Bushfire in the Victorian Alps
The 2019/20 Black Summer Bushfires, where significant fires were burning in northern and southern NSW, eastern Victoria, South Australia and Western Australia at the same time, has stretched the nation’s resources and capability to respond to such events. A clue to the reason for the extensive fires can be found in the data recorded by the Bureau of Meteorology. Much of eastern Australia in 2019 was:
- The driest on record for the three year period January 2017 to December 2019. Mean national rainfall was 100 mm lower than the previous driest three-year period (1965-67).
- 2019 was the warmest year on record for Australia.
- Severe fire weather conditions (national annual accumulated Forest Fire Danger Index) throughout 2019 were the highest they have been since national records began in 1950.

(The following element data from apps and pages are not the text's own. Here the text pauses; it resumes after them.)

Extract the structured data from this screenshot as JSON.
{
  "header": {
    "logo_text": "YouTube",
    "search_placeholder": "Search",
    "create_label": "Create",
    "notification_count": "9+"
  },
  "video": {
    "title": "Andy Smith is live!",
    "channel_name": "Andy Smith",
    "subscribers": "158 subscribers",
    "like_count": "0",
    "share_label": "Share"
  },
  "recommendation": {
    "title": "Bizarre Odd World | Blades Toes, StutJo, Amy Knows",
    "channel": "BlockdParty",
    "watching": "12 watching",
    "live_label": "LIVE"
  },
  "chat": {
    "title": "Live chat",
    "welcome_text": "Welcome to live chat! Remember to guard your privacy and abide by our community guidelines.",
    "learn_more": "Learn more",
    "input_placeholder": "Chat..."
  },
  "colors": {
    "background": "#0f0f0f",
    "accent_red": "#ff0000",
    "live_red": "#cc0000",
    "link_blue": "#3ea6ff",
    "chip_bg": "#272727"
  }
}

In Victoria, >1.5M ha of land was burnt, mostly in the east of the State, with profound impacts on many native animals, plants and landscapes. Some fires did affect alpine areas, including at Mt Buffalo National Park and the Alpine National Park. The extent of fires (at January 2020) is shown below (in red). Importantly, it is obvious that fires have been frequent, extensive and – in some places – repeated since 2003. It is the frequency of fire (what ecologists call the ‘fire return interval’) that will dictate the likelihood of ecosystem recovery. Looking closely at the map, you can see some high mountain areas have been burnt in 2003 and 2020, while others have been burnt in 2013 and 2020, and others near Hotham Heights have been burnt in 2003, 2013 and 2019.
Fire history map for the Victorian High Country, produced by Thomas Fairman.
Here’s a selection of photos that document the type of burning that has occurred in the Victorian Alps. The RCAAE will be monitoring the recovery of alpine ecosystems – utilising it’s network of long-term plots – to determine the ecological resilience of these areas.
Burnt heathland and grassland, north of The Horn, Mt Buffalo
Alpine heathland, grassland and wetland dominated by Sphagnum cristatum has been burnt at Mt Buffalo, south of The Horn
Forested slopes have been burnt, south of The Horn, Mt Buffalo
Obligate-seeding shrubs – like Grevillea australis – are killed by fire
Hovea is a resprouting shrub, recovering from basal buds, Mt Buffalo
Not all tussock grasses resprout well after fire. Here, Poa clivicola in an alpine grassland at Buckety Plain appears to have died when the canopy is consumed.
Snowgum forests near Mt Cope have had their heathy understorey consumed by fire. Note the leaves of the trees have been scorched by the heat of fire rather than consumed by fire.